Increasing the number of volunteers who, like you, serve on a board, commission, or advisory council (VOCABs) is an AARP priority, because VOCABs give AARP a seat and a voice at the table on important policy issues in communities and professions. By serving on a board, you are in a position to:
- encourage other AARP volunteers to join a board that interests them;
- invite other board members to join AARP or become a volunteer;
- offer AARP services and expertise to further the board’s effectiveness, such as by scheduling occasional––or regular––presentations by specially trained AARP volunteers who can share policies and best practices.
In the process of establishing a partnership with AARP, a board or commission can rest assured that AARP will help volunteers with periodic training and updates in whatever fields they represent; e.g., caregiving, fraud, livability. The point is that no one organization stands alone.
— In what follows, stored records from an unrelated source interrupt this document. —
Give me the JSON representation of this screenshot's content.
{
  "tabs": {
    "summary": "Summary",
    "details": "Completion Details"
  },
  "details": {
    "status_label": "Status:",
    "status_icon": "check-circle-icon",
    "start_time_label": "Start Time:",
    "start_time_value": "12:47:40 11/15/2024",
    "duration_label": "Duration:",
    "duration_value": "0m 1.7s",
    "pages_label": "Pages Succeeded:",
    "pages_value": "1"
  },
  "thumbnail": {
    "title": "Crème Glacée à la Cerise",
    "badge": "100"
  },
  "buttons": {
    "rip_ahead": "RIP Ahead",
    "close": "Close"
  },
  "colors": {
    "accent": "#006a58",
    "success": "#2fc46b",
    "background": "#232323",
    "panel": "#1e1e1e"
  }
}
The source of its power is its members, volunteers, and partnerships.
AARP creates real possibilities by connecting people with others, in part through information that helps equip people to live their best lives.